Facebook has told the Turkish government that the company will not comply with a new controversial internet law, the company reports Financial Times (FT) based on two insiders. Facebook did not want to respond to the newspaper.
The law requires that social media companies operating in Turkey have a representative based in the country. This person should be the point of contact for the Turkish authorities.
Turkey has the power under the law to block Internet traffic to a site if a company does not comply with the law. This does not completely block a site, but is practically inaccessible. For example, the Turkish authorities can take measures if illegal messages are not removed quickly enough.
Critics point out that Turkey can use the law to commit censorship or silence critics. The country has little freedom of the press. Social media offers refuge for people who want to make their voices heard.
Turkish researcher and activist Yaman Akdeniz writes Twitter that Facebook has made known to him the decision not to appoint a representative. He says in the FT that he hoped for this choice because it “is a major blow to Turkey’s attempts to control social media”.

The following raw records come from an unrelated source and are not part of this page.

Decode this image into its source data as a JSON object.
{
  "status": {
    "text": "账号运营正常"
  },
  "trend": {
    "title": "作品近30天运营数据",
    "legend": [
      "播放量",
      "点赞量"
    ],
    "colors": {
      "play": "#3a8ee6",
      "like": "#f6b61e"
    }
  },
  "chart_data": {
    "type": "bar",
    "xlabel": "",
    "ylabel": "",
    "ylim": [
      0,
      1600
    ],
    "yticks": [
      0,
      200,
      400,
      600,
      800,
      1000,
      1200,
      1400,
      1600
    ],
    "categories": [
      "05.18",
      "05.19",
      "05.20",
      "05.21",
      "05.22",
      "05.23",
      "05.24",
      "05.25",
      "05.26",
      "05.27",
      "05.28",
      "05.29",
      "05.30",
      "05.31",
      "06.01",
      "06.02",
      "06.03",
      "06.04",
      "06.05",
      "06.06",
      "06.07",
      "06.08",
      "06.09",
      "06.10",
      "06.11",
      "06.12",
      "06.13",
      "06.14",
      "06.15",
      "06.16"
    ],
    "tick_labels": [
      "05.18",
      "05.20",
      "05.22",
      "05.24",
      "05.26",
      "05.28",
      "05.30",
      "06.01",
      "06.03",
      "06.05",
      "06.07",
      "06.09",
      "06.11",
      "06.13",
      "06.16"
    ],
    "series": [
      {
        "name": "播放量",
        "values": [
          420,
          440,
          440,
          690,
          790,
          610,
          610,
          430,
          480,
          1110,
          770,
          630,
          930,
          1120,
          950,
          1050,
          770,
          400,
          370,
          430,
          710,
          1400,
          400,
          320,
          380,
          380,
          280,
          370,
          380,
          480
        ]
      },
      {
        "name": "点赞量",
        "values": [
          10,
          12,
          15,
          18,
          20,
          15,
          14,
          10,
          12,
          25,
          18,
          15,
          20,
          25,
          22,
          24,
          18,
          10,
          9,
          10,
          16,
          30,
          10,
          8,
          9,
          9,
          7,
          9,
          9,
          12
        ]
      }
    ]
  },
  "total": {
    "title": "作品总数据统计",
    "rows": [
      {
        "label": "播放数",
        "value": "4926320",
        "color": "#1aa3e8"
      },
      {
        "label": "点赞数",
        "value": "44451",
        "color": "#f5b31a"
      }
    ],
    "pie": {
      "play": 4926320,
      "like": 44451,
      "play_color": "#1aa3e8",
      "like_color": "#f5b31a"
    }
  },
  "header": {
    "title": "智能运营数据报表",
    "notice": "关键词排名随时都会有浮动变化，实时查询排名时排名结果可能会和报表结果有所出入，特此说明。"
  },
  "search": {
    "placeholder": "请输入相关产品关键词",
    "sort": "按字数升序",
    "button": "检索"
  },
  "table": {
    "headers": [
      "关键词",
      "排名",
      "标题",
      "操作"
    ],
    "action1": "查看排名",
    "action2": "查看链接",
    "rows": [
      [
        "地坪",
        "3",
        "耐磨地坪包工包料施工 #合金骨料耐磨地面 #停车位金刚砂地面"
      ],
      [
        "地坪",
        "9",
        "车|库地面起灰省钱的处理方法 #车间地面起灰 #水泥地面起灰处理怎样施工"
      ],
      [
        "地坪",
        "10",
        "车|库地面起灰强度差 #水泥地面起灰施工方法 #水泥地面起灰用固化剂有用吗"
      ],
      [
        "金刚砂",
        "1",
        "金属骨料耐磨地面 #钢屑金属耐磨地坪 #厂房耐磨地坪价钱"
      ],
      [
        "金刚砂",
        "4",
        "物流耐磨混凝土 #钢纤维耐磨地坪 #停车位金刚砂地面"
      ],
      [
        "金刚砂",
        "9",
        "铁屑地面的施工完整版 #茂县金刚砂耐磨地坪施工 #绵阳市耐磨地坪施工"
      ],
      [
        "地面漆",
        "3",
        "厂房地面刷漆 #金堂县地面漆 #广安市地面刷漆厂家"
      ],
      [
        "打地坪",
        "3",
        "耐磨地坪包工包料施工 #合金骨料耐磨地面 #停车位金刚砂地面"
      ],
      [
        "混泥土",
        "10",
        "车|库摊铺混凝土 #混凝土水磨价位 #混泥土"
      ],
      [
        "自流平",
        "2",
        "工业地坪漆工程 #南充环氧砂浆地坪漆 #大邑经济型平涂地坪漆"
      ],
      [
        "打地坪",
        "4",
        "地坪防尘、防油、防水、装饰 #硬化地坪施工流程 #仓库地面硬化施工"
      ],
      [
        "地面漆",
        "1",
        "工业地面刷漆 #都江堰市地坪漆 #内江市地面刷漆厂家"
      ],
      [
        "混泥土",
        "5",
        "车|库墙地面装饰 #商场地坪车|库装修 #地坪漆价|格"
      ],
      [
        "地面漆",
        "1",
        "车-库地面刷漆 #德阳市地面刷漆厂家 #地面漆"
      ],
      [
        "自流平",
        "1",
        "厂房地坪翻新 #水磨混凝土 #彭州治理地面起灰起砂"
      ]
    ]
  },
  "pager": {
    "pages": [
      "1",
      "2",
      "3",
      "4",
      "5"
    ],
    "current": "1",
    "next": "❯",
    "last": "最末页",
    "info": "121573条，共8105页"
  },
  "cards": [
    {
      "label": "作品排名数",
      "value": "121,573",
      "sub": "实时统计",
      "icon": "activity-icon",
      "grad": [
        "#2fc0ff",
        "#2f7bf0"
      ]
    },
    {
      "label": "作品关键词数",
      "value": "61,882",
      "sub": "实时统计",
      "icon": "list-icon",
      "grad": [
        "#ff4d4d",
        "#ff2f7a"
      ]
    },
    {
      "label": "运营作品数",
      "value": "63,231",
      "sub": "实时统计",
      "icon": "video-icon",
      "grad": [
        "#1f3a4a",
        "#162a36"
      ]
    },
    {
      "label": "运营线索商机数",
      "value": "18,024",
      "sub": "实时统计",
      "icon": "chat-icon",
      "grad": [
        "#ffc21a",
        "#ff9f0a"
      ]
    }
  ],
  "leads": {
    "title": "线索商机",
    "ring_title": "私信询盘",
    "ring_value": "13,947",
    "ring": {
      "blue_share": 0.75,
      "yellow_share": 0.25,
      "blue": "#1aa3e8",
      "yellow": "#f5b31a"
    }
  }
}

Turkey has more often blocked social media in the past if it wanted to limit the role of the platforms. It is unclear whether the Turkish authorities will take action over Facebook’s choice.